8.  Costs. Lawyers will need to evaluate with their client the expected costs of e-discovery, and determine whether the cost outweighs the potential benefit, and whether the costs are proportionate as to the parties.

9.  Processing and review. After all relevant paper and electronic information has been collected, data is usually processed into the format in which review and/or production will take place. Exact duplicates are removed, and the collection is culled for relevancy, privilege and confidentiality. In the case of large document collections, this culling can often be done via carefully crafted electronic searches and tagging within a database. However once that is done, it’s usually lawyers and paralegals who do a final review of the documents to determine what to produce and what to withhold.

10.  Production. Documents and information determined to be relevant and non-privileged are prepared for production to opposing parties in the format determined in the meet and confer.

11.  Privilege log. Documents and information withheld on the basis of privilege or other privacy concerns will need to be logged.

In preparing this article, I am indebted to the 2010 Handbook on Discovery Practice prepared the Trial Lawyers Section of the Florida Bar available here.

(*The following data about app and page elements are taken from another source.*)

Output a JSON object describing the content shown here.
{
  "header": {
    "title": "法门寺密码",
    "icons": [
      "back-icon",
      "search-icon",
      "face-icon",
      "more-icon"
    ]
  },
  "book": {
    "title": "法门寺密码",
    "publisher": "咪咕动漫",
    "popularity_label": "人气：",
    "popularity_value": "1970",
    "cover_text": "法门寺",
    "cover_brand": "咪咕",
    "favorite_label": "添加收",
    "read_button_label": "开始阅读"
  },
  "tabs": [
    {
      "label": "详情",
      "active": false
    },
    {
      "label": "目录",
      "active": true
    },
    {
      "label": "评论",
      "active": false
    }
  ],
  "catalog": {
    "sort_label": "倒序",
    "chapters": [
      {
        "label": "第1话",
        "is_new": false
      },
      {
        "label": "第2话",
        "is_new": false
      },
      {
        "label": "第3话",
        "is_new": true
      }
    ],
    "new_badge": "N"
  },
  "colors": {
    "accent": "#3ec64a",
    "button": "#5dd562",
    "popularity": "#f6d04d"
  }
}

What do you think? Have you dipped your toes into the e-discovery waters yet? What particular e-discovery topics interest you?

Daphne is a virtual litigation paralegal and owner of California-based Drescher ProParalegal. She is also an instructor in the Paralegal Degree Program at Empire College. For more information, visit Daphne’s website http://proparalegal.com where you can subscribe to the free Drescher ProParalegal Newsletter full of litigation practice tips and resources for legal support staff.

©2011 Drescher ProParalegal. All rights reserved.


This officially concludes your “crash course” on e-discovery. Now go charge into that work week loud and proud, TPSers. Let’s see what you’ve got on this Major Monday. Go show ’em who’s organizing/saving/helping/fixing/trying-really-hard-not-to-kill the boss. (Looks like my self-sensor hasn’t quite clicked on yet. Happy trails, people).  

We’ll see you at the end of the week with another fun post! Until then, guard those esquires.